But the biggest exodus has been the exodus of Australians who have chosen to stay home rather than return home, a trend that has been occurring in recent months.

Australia’s migration statistics are not released publicly, but the ABS estimates that the country loses almost a million people each year to emigration.

The trend was highlighted in a recent report from MigrationWatch Australia, which said there had been a 25 per cent increase in people returning to Australia for the first time in 20 years.

While there has been some recent improvement in the numbers of people leaving, the number of Australians seeking work overseas has remained relatively constant, with the number entering the country more than double.

The numbers have been steadily increasing in recent years, with people leaving the country on average once every three months in 2016, compared to a two-year average.ABS data from December shows the number had dropped to less than half that level in March.

The Australian Bureau Of Statistics (ABST) says about 90 per cent of the people who leave Australia each year are employed.

But there is a significant difference in the jobs people are earning compared to those who stay in Australia.

Many people who return to Australia find a job overseas, often for low pay.

According to the ABS, the average hourly wage for workers aged between 25 and 64 was $31,900 in 2016.

But it was $30,300 in 2016 for workers in this age group who left Australia.

The ABS also found that while the proportion of workers aged 25 to 64 who were self-employed was still relatively high, that had fallen to about 10 per cent.

The unemployment rate for people who left the workforce was around 25 per of the workforce.

The figures have been published by the ABS for the past four years, but they are not publicly released, so it is not possible to track the number who have left, nor the reasons why people are returning.

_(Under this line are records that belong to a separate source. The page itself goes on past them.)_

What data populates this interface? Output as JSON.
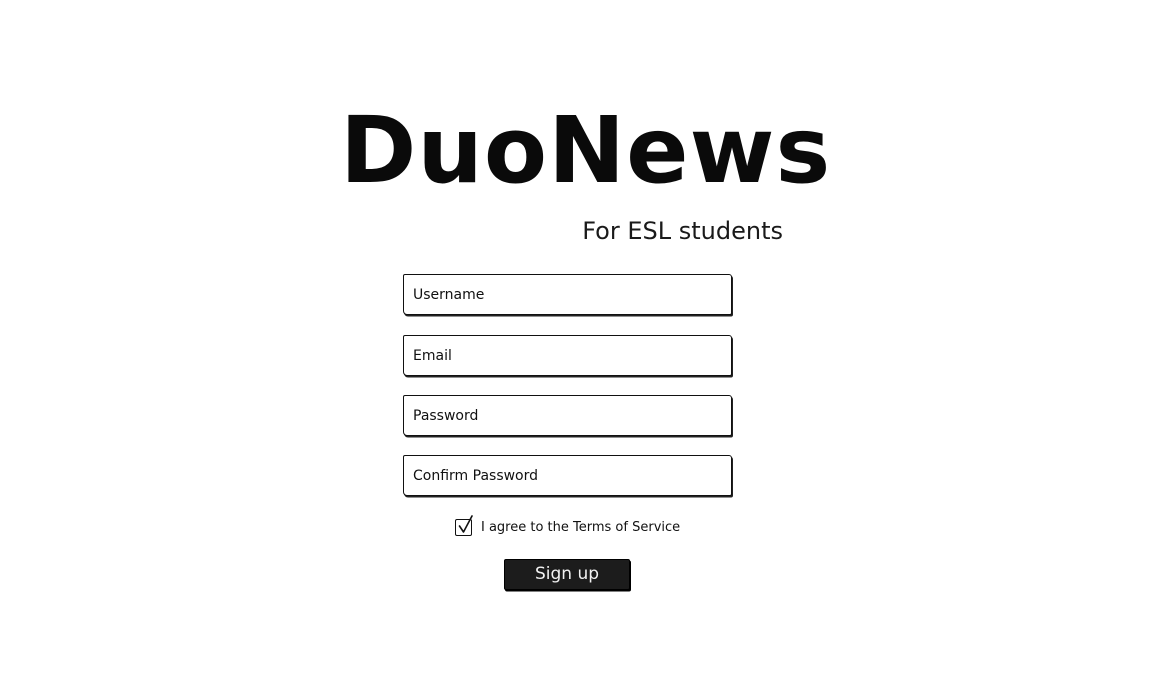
{
  "app": {
    "title": "DuoNews",
    "tagline": "For ESL students"
  },
  "form": {
    "username": {
      "placeholder": "Username",
      "value": ""
    },
    "email": {
      "placeholder": "Email",
      "value": ""
    },
    "password": {
      "placeholder": "Password",
      "value": ""
    },
    "confirm_password": {
      "placeholder": "Confirm Password",
      "value": ""
    },
    "terms": {
      "label": "I agree to the Terms of Service",
      "checked": true
    },
    "submit_label": "Sign up"
  },
  "icons": {
    "checkbox": "check-icon"
  }
}
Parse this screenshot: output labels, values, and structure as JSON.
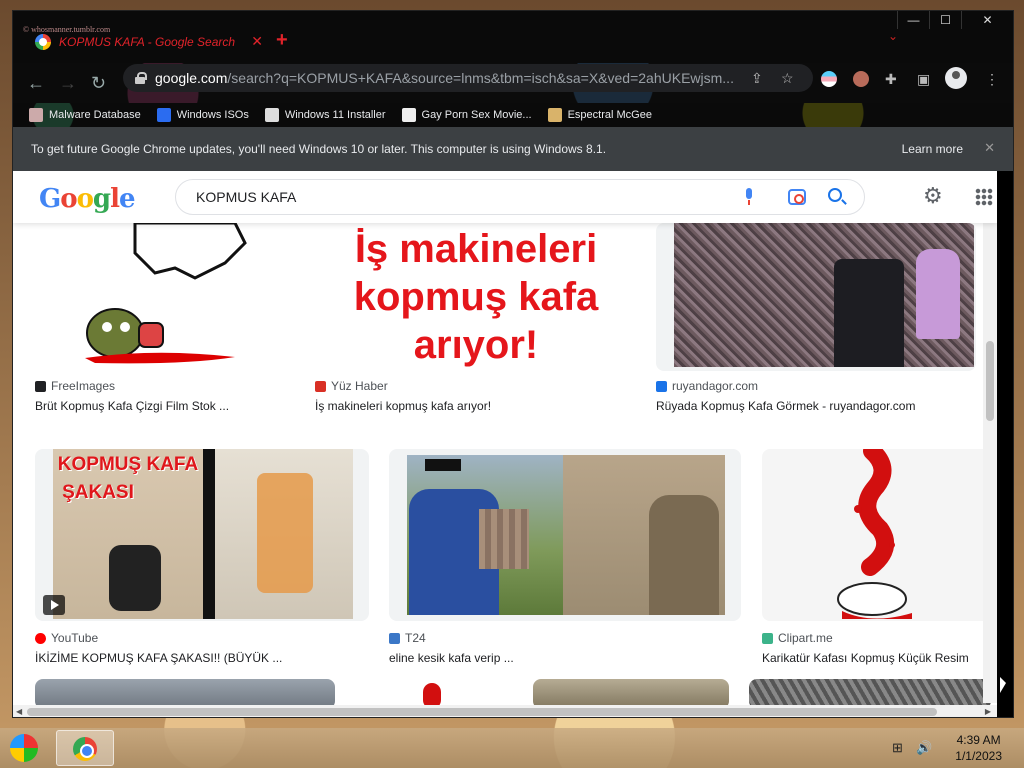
{
  "titlebar": {
    "profile_tag": "© whosmanner.tumblr.com",
    "tab_title": "KOPMUS KAFA - Google Search",
    "tab_close": "✕",
    "new_tab": "+",
    "controls": {
      "minimize": "—",
      "maximize": "☐",
      "close": "✕"
    }
  },
  "toolbar": {
    "url_domain": "google.com",
    "url_rest": "/search?q=KOPMUS+KAFA&source=lnms&tbm=isch&sa=X&ved=2ahUKEwjsm..."
  },
  "bookmarks": [
    {
      "label": "Malware Database",
      "color": "#caa"
    },
    {
      "label": "Windows ISOs",
      "color": "#2b6cf0"
    },
    {
      "label": "Windows 11 Installer",
      "color": "#ddd"
    },
    {
      "label": "Gay Porn Sex Movie...",
      "color": "#eee"
    },
    {
      "label": "Espectral McGee",
      "color": "#d9b36a"
    }
  ],
  "infobar": {
    "message": "To get future Google Chrome updates, you'll need Windows 10 or later. This computer is using Windows 8.1.",
    "learn_more": "Learn more"
  },
  "google": {
    "doodle_letters": [
      "G",
      "o",
      "o",
      "g",
      "l",
      "e"
    ],
    "search_query": "KOPMUS KAFA"
  },
  "results": [
    {
      "source": "FreeImages",
      "caption": "Brüt Kopmuş Kafa Çizgi Film Stok ...",
      "icon_color": "#202124"
    },
    {
      "source": "Yüz Haber",
      "caption": "İş makineleri kopmuş kafa arıyor!",
      "icon_color": "#d93025",
      "image_text": [
        "İş makineleri",
        "kopmuş kafa",
        "arıyor!"
      ]
    },
    {
      "source": "ruyandagor.com",
      "caption": "Rüyada Kopmuş Kafa Görmek - ruyandagor.com",
      "icon_color": "#1a73e8"
    },
    {
      "source": "YouTube",
      "caption": "İKİZİME KOPMUŞ KAFA ŞAKASI!! (BÜYÜK ...",
      "icon_color": "#ff0000",
      "image_text": [
        "KOPMUŞ KAFA",
        "ŞAKASI"
      ]
    },
    {
      "source": "T24",
      "caption": "eline kesik kafa verip ...",
      "icon_color": "#3b77c7"
    },
    {
      "source": "Clipart.me",
      "caption": "Karikatür Kafası Kopmuş Küçük Resim",
      "icon_color": "#3cb38a"
    }
  ],
  "taskbar": {
    "time": "4:39 AM",
    "date": "1/1/2023"
  }
}
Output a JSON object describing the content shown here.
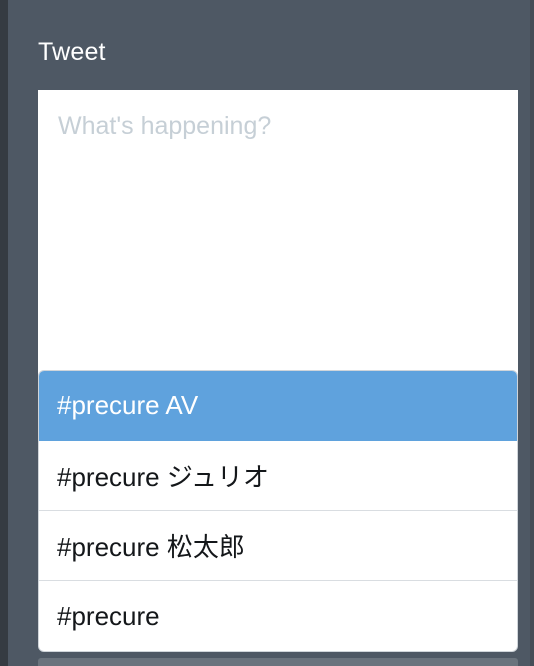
{
  "panel": {
    "title": "Tweet"
  },
  "compose": {
    "value": "",
    "placeholder": "What's happening?"
  },
  "suggestions": {
    "active_index": 0,
    "items": [
      {
        "label": "#precure AV"
      },
      {
        "label": "#precure ジュリオ"
      },
      {
        "label": "#precure 松太郎"
      },
      {
        "label": "#precure"
      }
    ]
  },
  "colors": {
    "panel_bg": "#4e5864",
    "highlight": "#5fa2dd",
    "placeholder": "#c6cfd6"
  }
}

Topics:immigration,people,immigration,employment,economy-and-finance,business-economics-and/or-fraud-and.submissions,immigration-policy,work,religion-and%E2%80%99-christian,christian-world-cup-2016,australiaFirst posted October 09, 2017 09:35:51Contact Julie BurchillMore stories from Australia